This evaluation used a cluster randomisation that included 66 rural villages (33 intervention, 33 control) in Puri District, Odisha. Latrine-use data was collected from all latrine-owning households in each village at baseline and endline. Observations of latrines were conducted to assess their use and functionality. A subset of 20 households in each village received a survey that aimed to assess drivers of latrine use behaviour. Qualitative research was conducted post-endline to help interpret trial findings. Six additional villages (3 received the intervention) were engaged in qualitative research to assess a) village members’ perceptions of the intervention within a few weeks of delivery and b) whether or not non-intervention communities near intervention communities heard any intervention messages (spillover).
This study reports differences in use and uptake by age and sex.
Latrine use increased in both intervention and control communities. The study found an increase in reported latrine use among individuals aged 5 and older in 6.4 per cent in the intervention group at endline after accounting for the increase in latrine use observed in the control group. Latrine use increased among females (aged 5+) by 6.6 per cent in the intervention group at endline and among males (aged 5+) by 6.1 per cent.
The study found an increase in reported safe child faeces disposal of 20.4 per cent in the intervention group at endline, after accounting for the increase in safe disposal of child faeces observed in the control group.
No difference was observed between intervention and control groups in the proportion of households that did not have a latrine at baseline and the proportion that had one at endline.
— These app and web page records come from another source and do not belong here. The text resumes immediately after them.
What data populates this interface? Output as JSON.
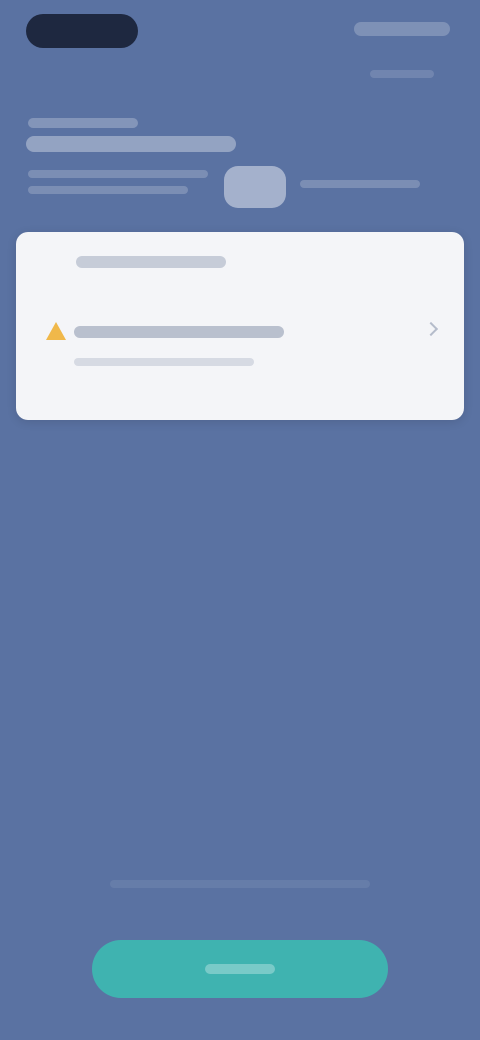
{
  "status_bar": {
    "time": "",
    "indicators": ""
  },
  "header": {
    "eyebrow": "",
    "title": "",
    "info_text": ""
  },
  "card": {
    "title": "",
    "warning_text": "",
    "sub_text": "",
    "warning_icon": "warning-icon",
    "chevron_icon": "chevron-right-icon"
  },
  "footer": {
    "hint": "",
    "primary_button_label": ""
  },
  "colors": {
    "background": "#5a72a2",
    "card": "#f4f5f8",
    "primary_button": "#3fb3b0",
    "warning": "#f0b84a"
  }
}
Physical opportunity, ability, and social norms behavioral scores were all significant predictors of latrine use (favorable scores were associated with latrine use). Scores for motivation, risk perception, and self-regulation were not. Scores were similar at baseline and endline for all behavioural determinants.
The intervention had an incremental cost-effectiveness ratio of 47.05 USD per household – that is, a cost of 47.05 USD to improve latrine use of one household that experiences some level of exposure to the intervention.
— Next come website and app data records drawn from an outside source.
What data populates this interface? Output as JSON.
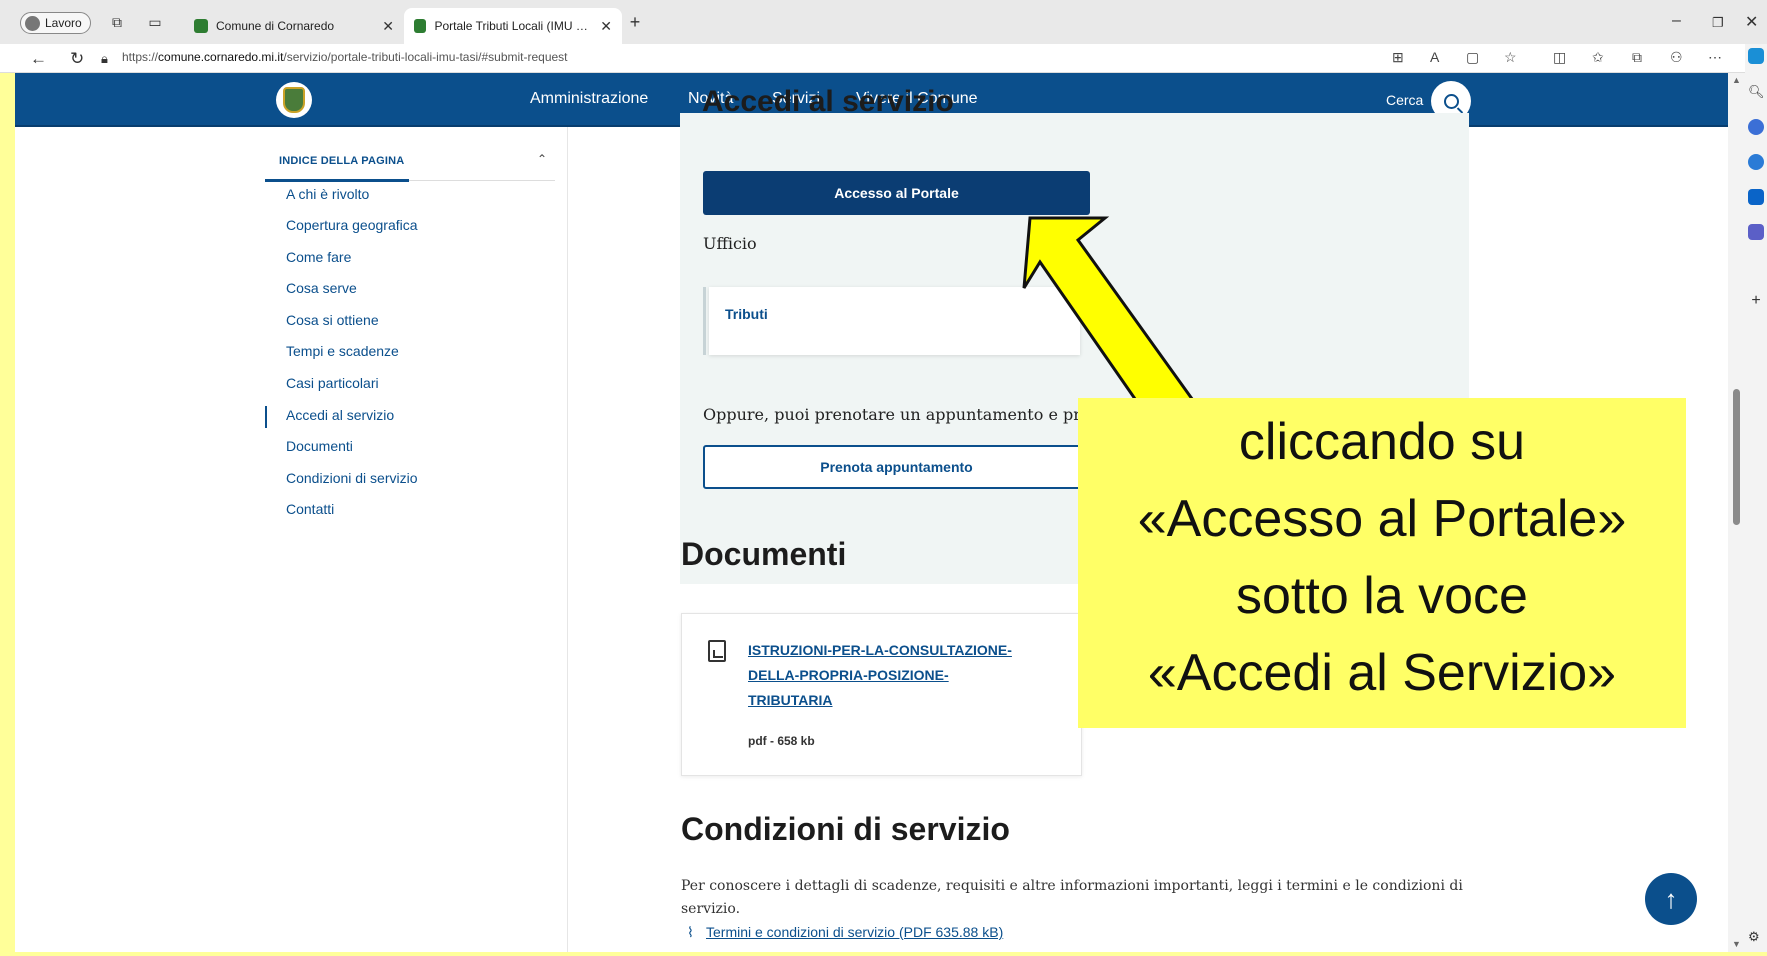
{
  "browser": {
    "profile_label": "Lavoro",
    "tabs": [
      {
        "title": "Comune di Cornaredo",
        "active": false
      },
      {
        "title": "Portale Tributi Locali (IMU e TARI",
        "active": true
      }
    ],
    "url_prefix": "https://",
    "url_domain": "comune.cornaredo.mi.it",
    "url_path": "/servizio/portale-tributi-locali-imu-tasi/#submit-request"
  },
  "header": {
    "nav": [
      "Amministrazione",
      "Novità",
      "Servizi",
      "Vivere il Comune"
    ],
    "search_label": "Cerca"
  },
  "index": {
    "title": "INDICE DELLA PAGINA",
    "items": [
      "A chi è rivolto",
      "Copertura geografica",
      "Come fare",
      "Cosa serve",
      "Cosa si ottiene",
      "Tempi e scadenze",
      "Casi particolari",
      "Accedi al servizio",
      "Documenti",
      "Condizioni di servizio",
      "Contatti"
    ],
    "active_item": "Accedi al servizio"
  },
  "access_section": {
    "heading": "Accedi al servizio",
    "portal_button": "Accesso al Portale",
    "office_label": "Ufficio",
    "office_name": "Tributi",
    "appointment_text": "Oppure, puoi prenotare un appuntamento e pres",
    "appointment_button": "Prenota appuntamento"
  },
  "documents_section": {
    "heading": "Documenti",
    "document_lines": [
      "ISTRUZIONI-PER-LA-CONSULTAZIONE-",
      "DELLA-PROPRIA-POSIZIONE-",
      "TRIBUTARIA"
    ],
    "document_meta": "pdf - 658 kb"
  },
  "conditions_section": {
    "heading": "Condizioni di servizio",
    "text_line1": "Per conoscere i dettagli di scadenze, requisiti e altre informazioni importanti, leggi i termini e le condizioni di",
    "text_line2": "servizio.",
    "link": "Termini e condizioni di servizio (PDF 635.88 kB)"
  },
  "annotation": {
    "lines": [
      "cliccando su",
      "«Accesso al Portale»",
      "sotto la voce",
      "«Accedi al Servizio»"
    ],
    "color": "#ffff66"
  },
  "colors": {
    "brand": "#0b4f8c",
    "highlight": "#ffff99"
  }
}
Implications for implementers
The intervention did not reach all eligible participants. Implementers need to invest time in understanding village dynamics that may influence program delivery to ensure all are able to access and participate in intervention activities.
Implications for policy and practice
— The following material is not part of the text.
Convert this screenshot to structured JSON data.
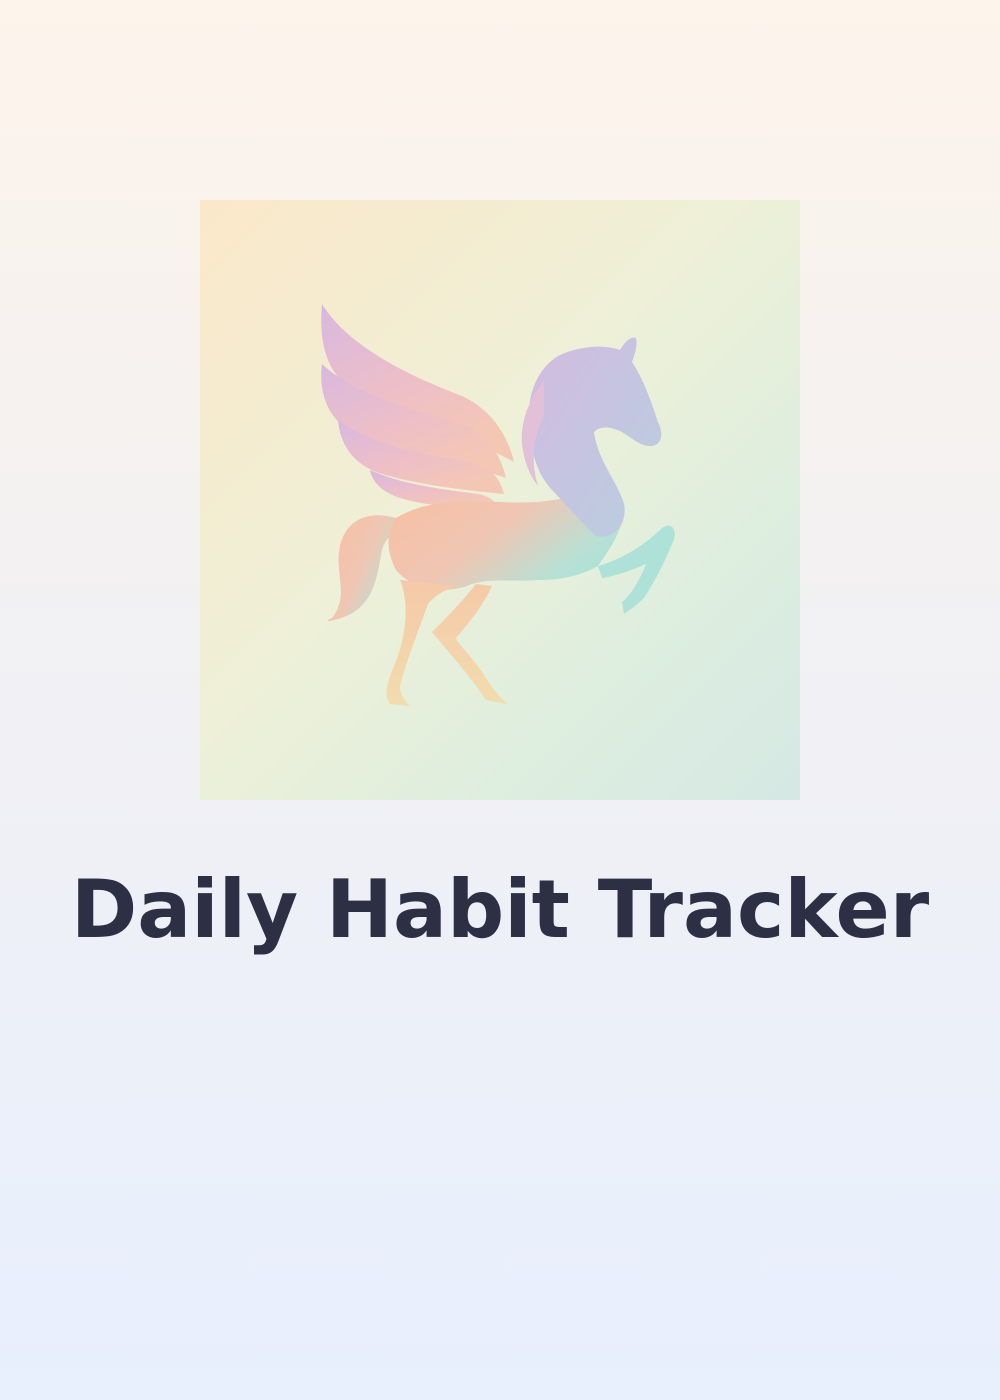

The intervention influenced latrine uptake, but efforts are needed to sustain uptake. Latrine use should be viewed as a long-term, continuous investment. In addition to further investment to change behavior of non-latrine users, the government should invest in strategies to enable and motivate continued use.
Implications for further research
Researchers should investigate strategies for maintaining latrine use behaviour, and conduct qualitative research and rigorous process evaluations to gain a rich understanding of how interventions are implemented and perceived, and what opportunities exist for improvement.
CARUSO, B. A., SCLAR, G. D., ROUTRAY, P., MAJORIN, F., NAGEL, C. & CLASEN, T. 2019. A cluster-randomized multi-level intervention to increase latrine use and safe disposal of child feces in rural Odisha, India: the Sundara Grama research protocol. BMC Public Health, 19, 322.